→ **Your task**: Every entry below should be copied exactly, minus the pictures.

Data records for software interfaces
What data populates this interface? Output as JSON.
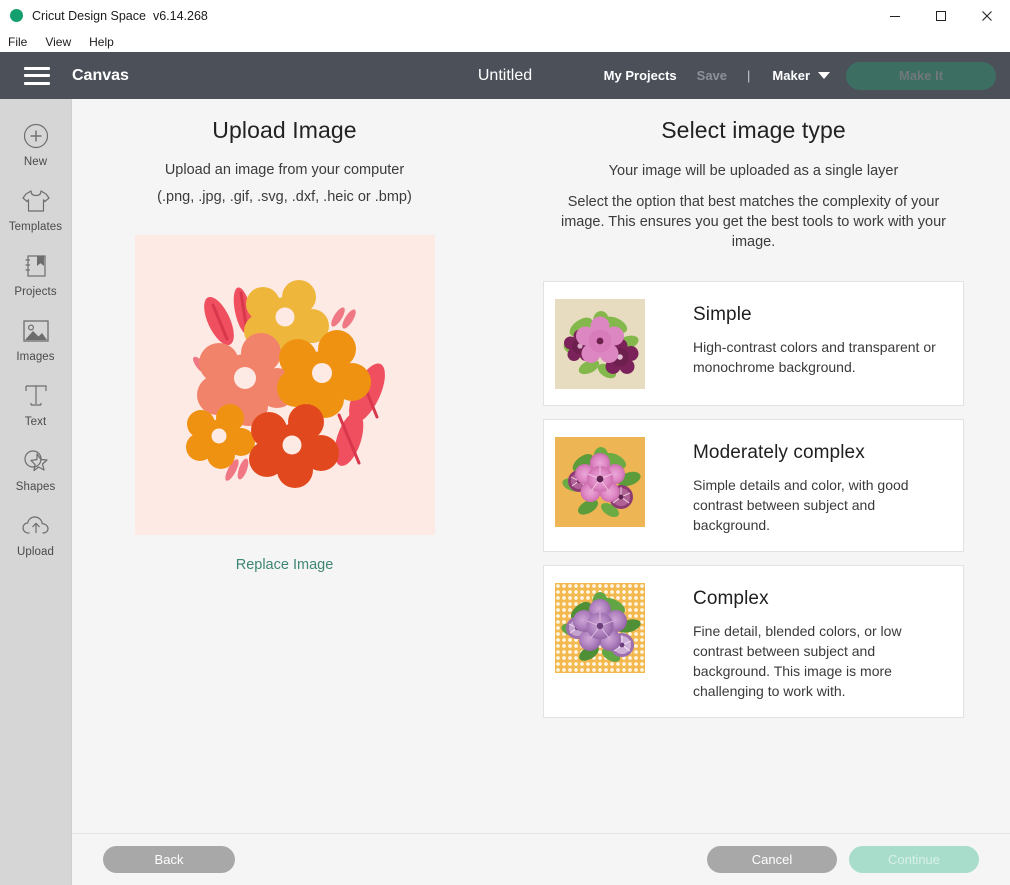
{
  "window": {
    "app_name": "Cricut Design Space",
    "version": "v6.14.268",
    "minimize": "minimize-icon",
    "maximize": "maximize-icon",
    "close": "close-icon",
    "accent_green": "#14a06e"
  },
  "menubar": {
    "items": [
      "File",
      "View",
      "Help"
    ]
  },
  "header": {
    "menu_icon": "hamburger-icon",
    "canvas_label": "Canvas",
    "document_title": "Untitled",
    "my_projects": "My Projects",
    "save": "Save",
    "divider": "|",
    "machine": "Maker",
    "machine_chevron": "chevron-down-icon",
    "make_it": "Make It",
    "bg_color": "#4b5059",
    "make_it_color": "#3c6e62"
  },
  "sidebar": {
    "items": [
      {
        "label": "New",
        "icon": "plus-circle-icon"
      },
      {
        "label": "Templates",
        "icon": "tshirt-icon"
      },
      {
        "label": "Projects",
        "icon": "book-bookmark-icon"
      },
      {
        "label": "Images",
        "icon": "picture-icon"
      },
      {
        "label": "Text",
        "icon": "text-t-icon"
      },
      {
        "label": "Shapes",
        "icon": "shapes-icon"
      },
      {
        "label": "Upload",
        "icon": "upload-cloud-icon"
      }
    ]
  },
  "upload_panel": {
    "title": "Upload Image",
    "line1": "Upload an image from your computer",
    "line2": "(.png, .jpg, .gif, .svg, .dxf, .heic or .bmp)",
    "preview_bg": "#fdeae4",
    "preview_alt": "flowers-illustration",
    "replace_label": "Replace Image",
    "replace_color": "#3f8574"
  },
  "image_type_panel": {
    "title": "Select image type",
    "subtitle": "Your image will be uploaded as a single layer",
    "description": "Select the option that best matches the complexity of your image. This ensures you get the best tools to work with your image.",
    "options": [
      {
        "label": "Simple",
        "description": "High-contrast colors and transparent or monochrome background.",
        "thumb_bg": "#e8dcc0",
        "thumb_alt": "simple-flowers-thumbnail"
      },
      {
        "label": "Moderately complex",
        "description": "Simple details and color, with good contrast between subject and background.",
        "thumb_bg": "#eeb554",
        "thumb_alt": "moderately-complex-flowers-thumbnail"
      },
      {
        "label": "Complex",
        "description": "Fine detail, blended colors, or low contrast between subject and background. This image is more challenging to work with.",
        "thumb_bg": "#f3b94f",
        "thumb_alt": "complex-flowers-thumbnail"
      }
    ]
  },
  "footer": {
    "back": "Back",
    "cancel": "Cancel",
    "continue": "Continue",
    "back_color": "#a8a8a8",
    "cancel_color": "#a8a8a8",
    "continue_color": "#a8ddcc"
  }
}
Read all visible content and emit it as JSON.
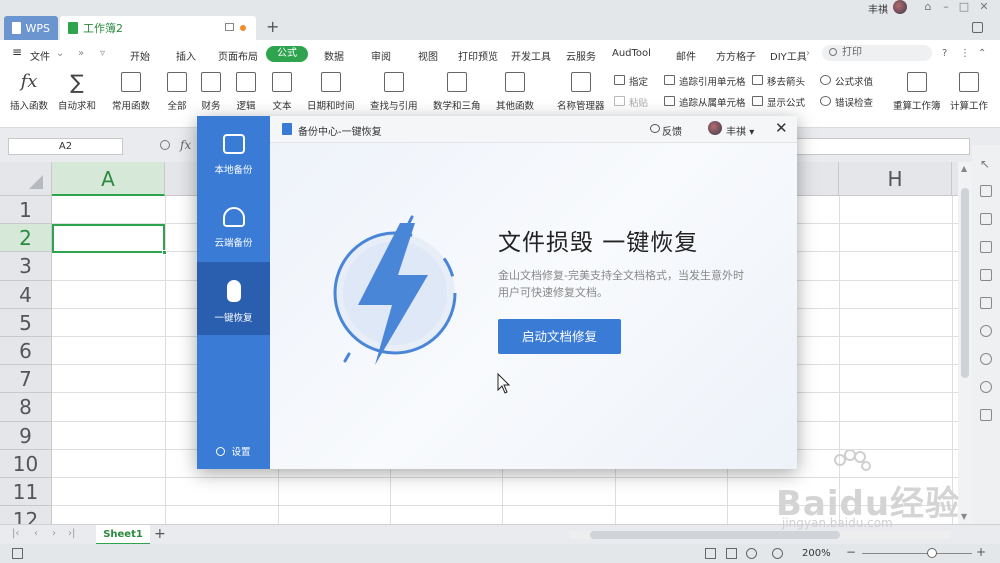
{
  "titlebar": {
    "tab_wps": "WPS",
    "tab_doc": "工作簿2",
    "add_tab": "+",
    "user_name": "丰祺"
  },
  "menu": {
    "file": "文件",
    "items": [
      "开始",
      "插入",
      "页面布局",
      "公式",
      "数据",
      "审阅",
      "视图",
      "打印预览",
      "开发工具",
      "云服务",
      "AudTool",
      "邮件",
      "方方格子",
      "DIY工具"
    ],
    "active": "公式",
    "search_placeholder": "打印"
  },
  "ribbon": {
    "big": [
      "插入函数",
      "自动求和",
      "常用函数",
      "全部",
      "财务",
      "逻辑",
      "文本",
      "日期和时间",
      "查找与引用",
      "数学和三角",
      "其他函数",
      "名称管理器",
      "重算工作簿",
      "计算工作"
    ],
    "small": {
      "specify": "指定",
      "paste": "粘贴",
      "trace_precedents": "追踪引用单元格",
      "trace_dependents": "追踪从属单元格",
      "remove_arrows": "移去箭头",
      "show_formulas": "显示公式",
      "evaluate": "公式求值",
      "error_check": "错误检查"
    },
    "fx_symbol": "fx",
    "sum_symbol": "∑"
  },
  "formula_bar": {
    "cell_ref": "A2",
    "fx": "fx"
  },
  "grid": {
    "columns": [
      "A",
      "H"
    ],
    "rows": [
      "1",
      "2",
      "3",
      "4",
      "5",
      "6",
      "7",
      "8",
      "9",
      "10",
      "11",
      "12"
    ],
    "selected_cell": "A2"
  },
  "sheets": {
    "tabs": [
      "Sheet1"
    ],
    "add": "+"
  },
  "statusbar": {
    "zoom": "200%",
    "minus": "−",
    "plus": "+"
  },
  "dialog": {
    "title": "备份中心-一键恢复",
    "feedback": "反馈",
    "user": "丰祺",
    "close": "✕",
    "sidebar": [
      "本地备份",
      "云端备份",
      "一键恢复"
    ],
    "active_sidebar": "一键恢复",
    "settings": "设置",
    "headline": "文件损毁 一键恢复",
    "description": "金山文档修复-完美支持全文档格式，当发生意外时用户可快速修复文档。",
    "button": "启动文档修复"
  },
  "watermark": {
    "brand": "Baidu经验",
    "url": "jingyan.baidu.com"
  },
  "colors": {
    "accent_green": "#2ea44f",
    "dialog_blue": "#3a7bd5",
    "wps_tab": "#6a95cf"
  }
}
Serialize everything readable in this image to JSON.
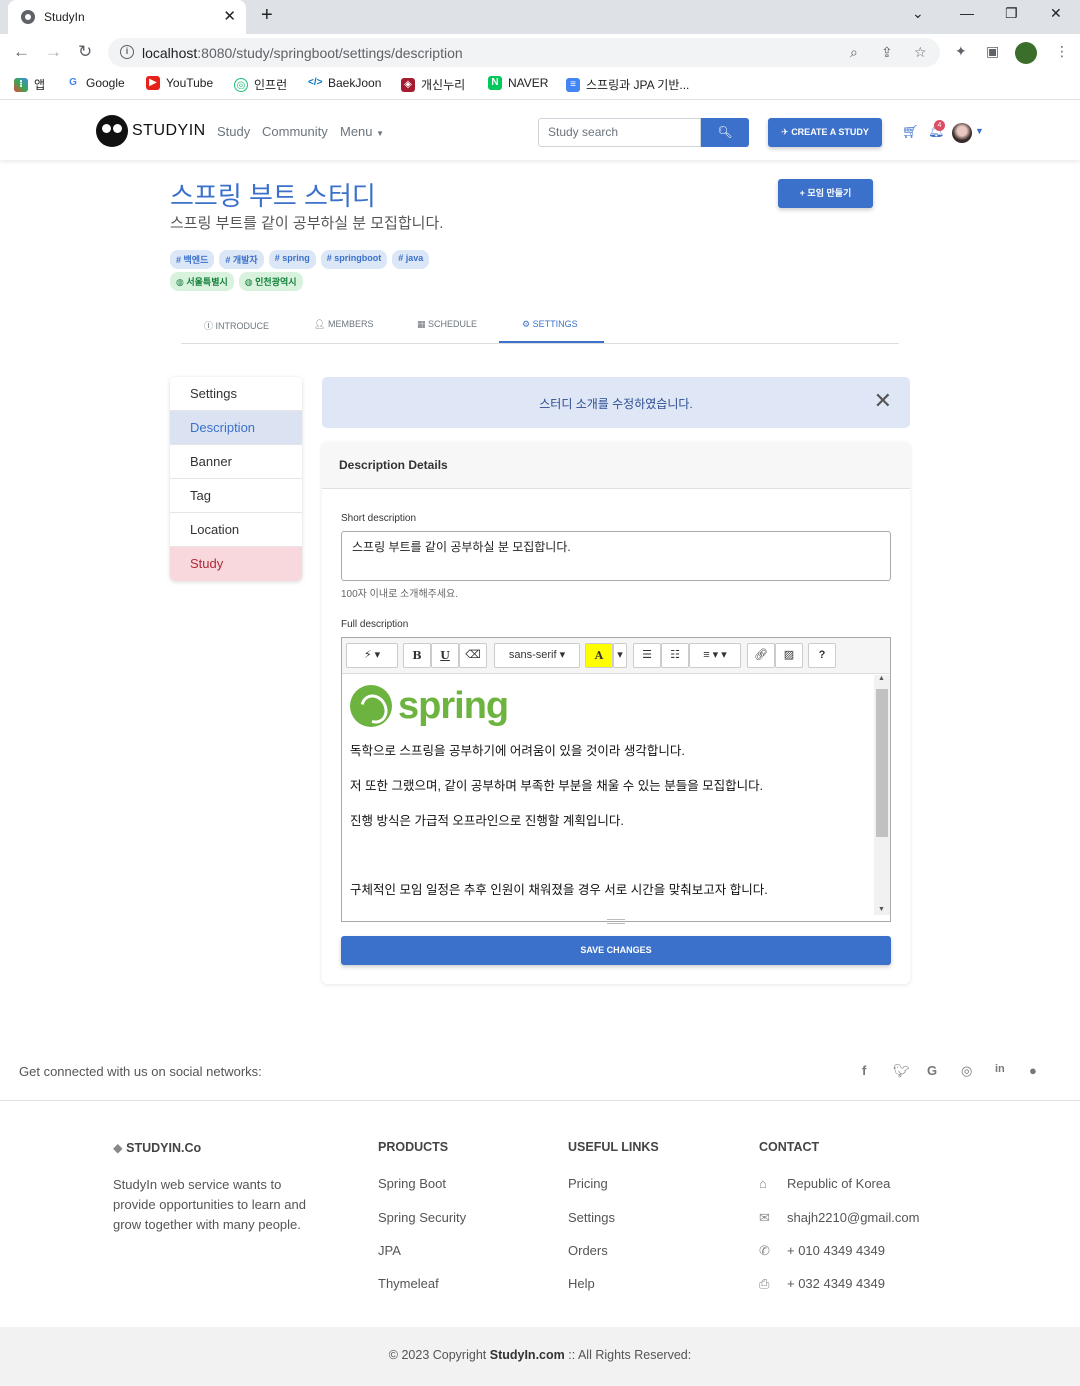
{
  "browser": {
    "tab_title": "StudyIn",
    "url_host": "localhost",
    "url_rest": ":8080/study/springboot/settings/description",
    "bookmarks": [
      "앱",
      "Google",
      "YouTube",
      "인프런",
      "BaekJoon",
      "개신누리",
      "NAVER",
      "스프링과 JPA 기반..."
    ]
  },
  "nav": {
    "brand": "STUDYIN",
    "links": [
      "Study",
      "Community",
      "Menu"
    ],
    "search_placeholder": "Study search",
    "create_label": "CREATE A STUDY",
    "notification_count": "4"
  },
  "study": {
    "title": "스프링 부트 스터디",
    "subtitle": "스프링 부트를 같이 공부하실 분 모집합니다.",
    "new_group_label": "+ 모임 만들기",
    "tags": [
      "백엔드",
      "개발자",
      "spring",
      "springboot",
      "java"
    ],
    "locations": [
      "서울특별시",
      "인천광역시"
    ],
    "tabs": [
      "INTRODUCE",
      "MEMBERS",
      "SCHEDULE",
      "SETTINGS"
    ]
  },
  "sidebar": {
    "items": [
      "Settings",
      "Description",
      "Banner",
      "Tag",
      "Location",
      "Study"
    ],
    "active": "Description"
  },
  "alert": {
    "message": "스터디 소개를 수정하였습니다."
  },
  "form": {
    "card_title": "Description Details",
    "short_label": "Short description",
    "short_value": "스프링 부트를 같이 공부하실 분 모집합니다.",
    "short_help": "100자 이내로 소개해주세요.",
    "full_label": "Full description",
    "font_name": "sans-serif",
    "content": {
      "logo": "spring",
      "lines": [
        "독학으로 스프링을 공부하기에 어려움이 있을 것이라 생각합니다.",
        "저 또한 그랬으며, 같이 공부하며 부족한 부분을 채울 수 있는 분들을 모집합니다.",
        "진행 방식은 가급적 오프라인으로 진행할 계획입니다.",
        "구체적인 모임 일정은 추후 인원이 채워졌을 경우 서로 시간을 맞춰보고자 합니다."
      ]
    },
    "save_label": "SAVE CHANGES"
  },
  "footer": {
    "social_text": "Get connected with us on social networks:",
    "brand_head": "STUDYIN.Co",
    "brand_text": "StudyIn web service wants to provide opportunities to learn and grow together with many people.",
    "products_head": "PRODUCTS",
    "products": [
      "Spring Boot",
      "Spring Security",
      "JPA",
      "Thymeleaf"
    ],
    "links_head": "USEFUL LINKS",
    "links": [
      "Pricing",
      "Settings",
      "Orders",
      "Help"
    ],
    "contact_head": "CONTACT",
    "contact": [
      "Republic of Korea",
      "shajh2210@gmail.com",
      "+ 010 4349 4349",
      "+ 032 4349 4349"
    ],
    "copyright_pre": "© 2023 Copyright",
    "copyright_brand": "StudyIn.com",
    "copyright_post": ":: All Rights Reserved:"
  }
}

→ **Solution**:
What data populates this interface? Output as JSON.
{
  "window": {
    "app_name": "Cricut Design Space",
    "version": "v6.14.268",
    "minimize": "minimize-icon",
    "maximize": "maximize-icon",
    "close": "close-icon",
    "accent_green": "#14a06e"
  },
  "menubar": {
    "items": [
      "File",
      "View",
      "Help"
    ]
  },
  "header": {
    "menu_icon": "hamburger-icon",
    "canvas_label": "Canvas",
    "document_title": "Untitled",
    "my_projects": "My Projects",
    "save": "Save",
    "divider": "|",
    "machine": "Maker",
    "machine_chevron": "chevron-down-icon",
    "make_it": "Make It",
    "bg_color": "#4b5059",
    "make_it_color": "#3c6e62"
  },
  "sidebar": {
    "items": [
      {
        "label": "New",
        "icon": "plus-circle-icon"
      },
      {
        "label": "Templates",
        "icon": "tshirt-icon"
      },
      {
        "label": "Projects",
        "icon": "book-bookmark-icon"
      },
      {
        "label": "Images",
        "icon": "picture-icon"
      },
      {
        "label": "Text",
        "icon": "text-t-icon"
      },
      {
        "label": "Shapes",
        "icon": "shapes-icon"
      },
      {
        "label": "Upload",
        "icon": "upload-cloud-icon"
      }
    ]
  },
  "upload_panel": {
    "title": "Upload Image",
    "line1": "Upload an image from your computer",
    "line2": "(.png, .jpg, .gif, .svg, .dxf, .heic or .bmp)",
    "preview_bg": "#fdeae4",
    "preview_alt": "flowers-illustration",
    "replace_label": "Replace Image",
    "replace_color": "#3f8574"
  },
  "image_type_panel": {
    "title": "Select image type",
    "subtitle": "Your image will be uploaded as a single layer",
    "description": "Select the option that best matches the complexity of your image. This ensures you get the best tools to work with your image.",
    "options": [
      {
        "label": "Simple",
        "description": "High-contrast colors and transparent or monochrome background.",
        "thumb_bg": "#e8dcc0",
        "thumb_alt": "simple-flowers-thumbnail"
      },
      {
        "label": "Moderately complex",
        "description": "Simple details and color, with good contrast between subject and background.",
        "thumb_bg": "#eeb554",
        "thumb_alt": "moderately-complex-flowers-thumbnail"
      },
      {
        "label": "Complex",
        "description": "Fine detail, blended colors, or low contrast between subject and background. This image is more challenging to work with.",
        "thumb_bg": "#f3b94f",
        "thumb_alt": "complex-flowers-thumbnail"
      }
    ]
  },
  "footer": {
    "back": "Back",
    "cancel": "Cancel",
    "continue": "Continue",
    "back_color": "#a8a8a8",
    "cancel_color": "#a8a8a8",
    "continue_color": "#a8ddcc"
  }
}
Read all visible content and emit it as JSON.
{
  "titlebar": {
    "tab_wps": "WPS",
    "tab_doc": "工作簿2",
    "add_tab": "+",
    "user_name": "丰祺"
  },
  "menu": {
    "file": "文件",
    "items": [
      "开始",
      "插入",
      "页面布局",
      "公式",
      "数据",
      "审阅",
      "视图",
      "打印预览",
      "开发工具",
      "云服务",
      "AudTool",
      "邮件",
      "方方格子",
      "DIY工具"
    ],
    "active": "公式",
    "search_placeholder": "打印"
  },
  "ribbon": {
    "big": [
      "插入函数",
      "自动求和",
      "常用函数",
      "全部",
      "财务",
      "逻辑",
      "文本",
      "日期和时间",
      "查找与引用",
      "数学和三角",
      "其他函数",
      "名称管理器",
      "重算工作簿",
      "计算工作"
    ],
    "small": {
      "specify": "指定",
      "paste": "粘贴",
      "trace_precedents": "追踪引用单元格",
      "trace_dependents": "追踪从属单元格",
      "remove_arrows": "移去箭头",
      "show_formulas": "显示公式",
      "evaluate": "公式求值",
      "error_check": "错误检查"
    },
    "fx_symbol": "fx",
    "sum_symbol": "∑"
  },
  "formula_bar": {
    "cell_ref": "A2",
    "fx": "fx"
  },
  "grid": {
    "columns": [
      "A",
      "H"
    ],
    "rows": [
      "1",
      "2",
      "3",
      "4",
      "5",
      "6",
      "7",
      "8",
      "9",
      "10",
      "11",
      "12"
    ],
    "selected_cell": "A2"
  },
  "sheets": {
    "tabs": [
      "Sheet1"
    ],
    "add": "+"
  },
  "statusbar": {
    "zoom": "200%",
    "minus": "−",
    "plus": "+"
  },
  "dialog": {
    "title": "备份中心-一键恢复",
    "feedback": "反馈",
    "user": "丰祺",
    "close": "✕",
    "sidebar": [
      "本地备份",
      "云端备份",
      "一键恢复"
    ],
    "active_sidebar": "一键恢复",
    "settings": "设置",
    "headline": "文件损毁 一键恢复",
    "description": "金山文档修复-完美支持全文档格式，当发生意外时用户可快速修复文档。",
    "button": "启动文档修复"
  },
  "watermark": {
    "brand": "Baidu经验",
    "url": "jingyan.baidu.com"
  },
  "colors": {
    "accent_green": "#2ea44f",
    "dialog_blue": "#3a7bd5",
    "wps_tab": "#6a95cf"
  }
}
Serialize everything readable in this image to JSON.
{
  "browser": {
    "tab_title": "StudyIn",
    "url_host": "localhost",
    "url_rest": ":8080/study/springboot/settings/description",
    "bookmarks": [
      "앱",
      "Google",
      "YouTube",
      "인프런",
      "BaekJoon",
      "개신누리",
      "NAVER",
      "스프링과 JPA 기반..."
    ]
  },
  "nav": {
    "brand": "STUDYIN",
    "links": [
      "Study",
      "Community",
      "Menu"
    ],
    "search_placeholder": "Study search",
    "create_label": "CREATE A STUDY",
    "notification_count": "4"
  },
  "study": {
    "title": "스프링 부트 스터디",
    "subtitle": "스프링 부트를 같이 공부하실 분 모집합니다.",
    "new_group_label": "+ 모임 만들기",
    "tags": [
      "백엔드",
      "개발자",
      "spring",
      "springboot",
      "java"
    ],
    "locations": [
      "서울특별시",
      "인천광역시"
    ],
    "tabs": [
      "INTRODUCE",
      "MEMBERS",
      "SCHEDULE",
      "SETTINGS"
    ]
  },
  "sidebar": {
    "items": [
      "Settings",
      "Description",
      "Banner",
      "Tag",
      "Location",
      "Study"
    ],
    "active": "Description"
  },
  "alert": {
    "message": "스터디 소개를 수정하였습니다."
  },
  "form": {
    "card_title": "Description Details",
    "short_label": "Short description",
    "short_value": "스프링 부트를 같이 공부하실 분 모집합니다.",
    "short_help": "100자 이내로 소개해주세요.",
    "full_label": "Full description",
    "font_name": "sans-serif",
    "content": {
      "logo": "spring",
      "lines": [
        "독학으로 스프링을 공부하기에 어려움이 있을 것이라 생각합니다.",
        "저 또한 그랬으며, 같이 공부하며 부족한 부분을 채울 수 있는 분들을 모집합니다.",
        "진행 방식은 가급적 오프라인으로 진행할 계획입니다.",
        "구체적인 모임 일정은 추후 인원이 채워졌을 경우 서로 시간을 맞춰보고자 합니다."
      ]
    },
    "save_label": "SAVE CHANGES"
  },
  "footer": {
    "social_text": "Get connected with us on social networks:",
    "brand_head": "STUDYIN.Co",
    "brand_text": "StudyIn web service wants to provide opportunities to learn and grow together with many people.",
    "products_head": "PRODUCTS",
    "products": [
      "Spring Boot",
      "Spring Security",
      "JPA",
      "Thymeleaf"
    ],
    "links_head": "USEFUL LINKS",
    "links": [
      "Pricing",
      "Settings",
      "Orders",
      "Help"
    ],
    "contact_head": "CONTACT",
    "contact": [
      "Republic of Korea",
      "shajh2210@gmail.com",
      "+ 010 4349 4349",
      "+ 032 4349 4349"
    ],
    "copyright_pre": "© 2023 Copyright",
    "copyright_brand": "StudyIn.com",
    "copyright_post": ":: All Rights Reserved:"
  }
}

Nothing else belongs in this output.